EXERCISE REQUIREMENTS: Go over the listing that follows and work out how many lines have the string "blood"; reply with the number by itself.

RECORDS SHOWN:
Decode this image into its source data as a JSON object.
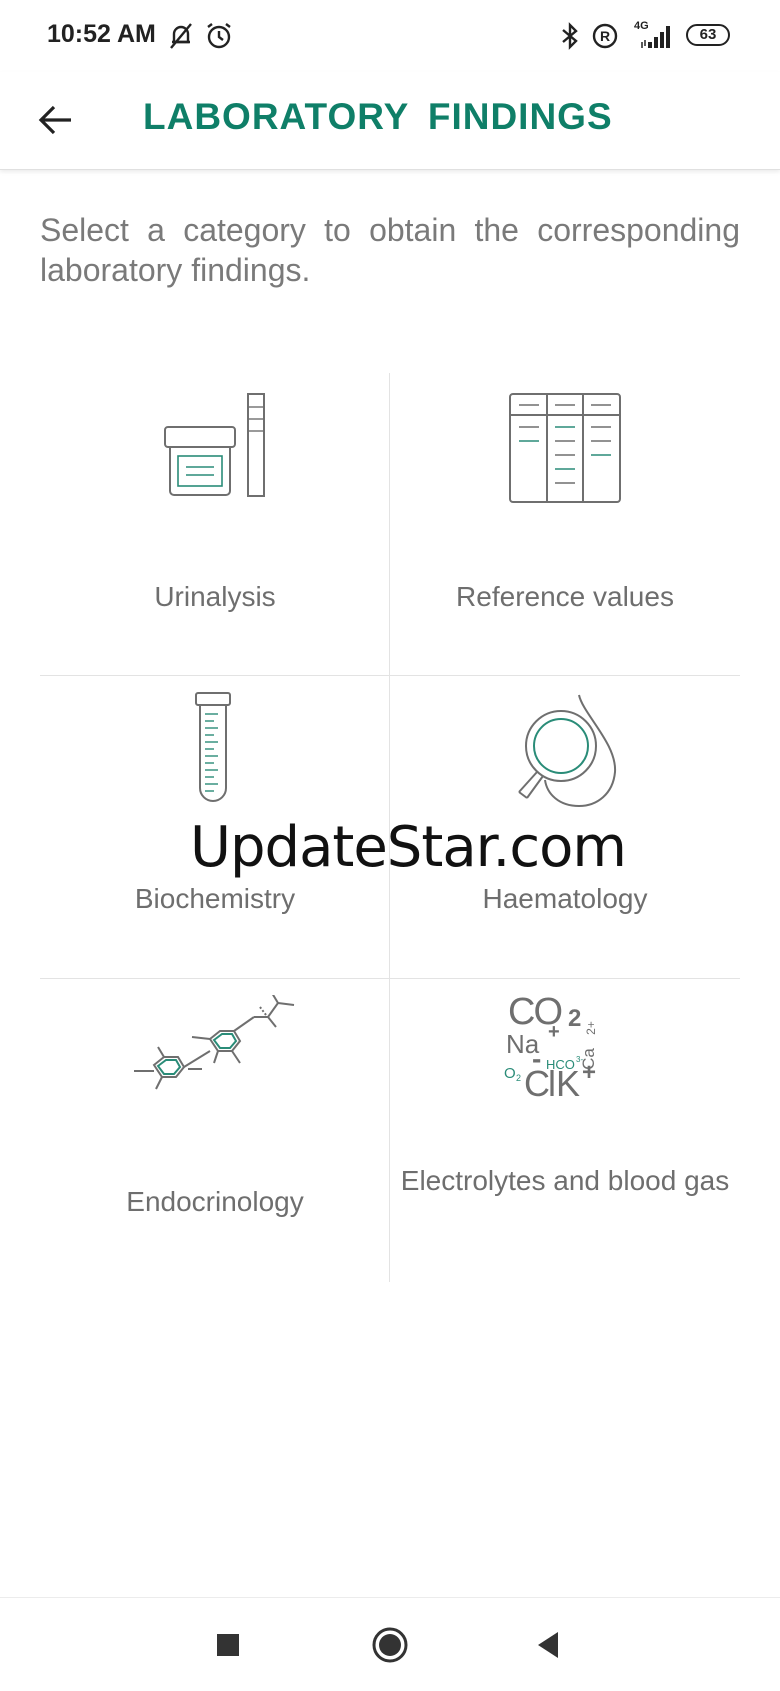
{
  "status_bar": {
    "time": "10:52 AM",
    "network_label": "4G",
    "battery": "63",
    "icons": [
      "muted-bell-icon",
      "alarm-icon",
      "bluetooth-icon",
      "registered-icon",
      "signal-icon",
      "battery-icon"
    ]
  },
  "app_bar": {
    "title": "LABORATORY FINDINGS",
    "back_icon": "arrow-left-icon"
  },
  "intro": {
    "text": "Select a category to obtain the corresponding laboratory findings."
  },
  "categories": [
    {
      "label": "Urinalysis",
      "icon": "urine-sample-icon"
    },
    {
      "label": "Reference values",
      "icon": "reference-table-icon"
    },
    {
      "label": "Biochemistry",
      "icon": "test-tube-icon"
    },
    {
      "label": "Haematology",
      "icon": "blood-drop-magnifier-icon"
    },
    {
      "label": "Endocrinology",
      "icon": "molecule-icon"
    },
    {
      "label": "Electrolytes and blood gas",
      "icon": "electrolytes-icon"
    }
  ],
  "electrolytes_icon_text": {
    "co": "CO",
    "two": "2",
    "na": "Na",
    "plus": "+",
    "ca": "Ca",
    "ca_charge": "2+",
    "hco": "HCO",
    "hco_charge": "3-",
    "o": "O",
    "o_sub": "2",
    "cl": "Cl",
    "minus": "-",
    "k": "K",
    "k_plus": "+"
  },
  "watermark": "UpdateStar.com",
  "nav_bar": {
    "icons": [
      "recents-square-icon",
      "home-circle-icon",
      "back-triangle-icon"
    ]
  },
  "colors": {
    "accent": "#0f7f68",
    "icon_gray": "#6f6f6f",
    "icon_green": "#2a8c78",
    "divider": "#e3e3e3"
  }
}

OUTPUT BELOW: 2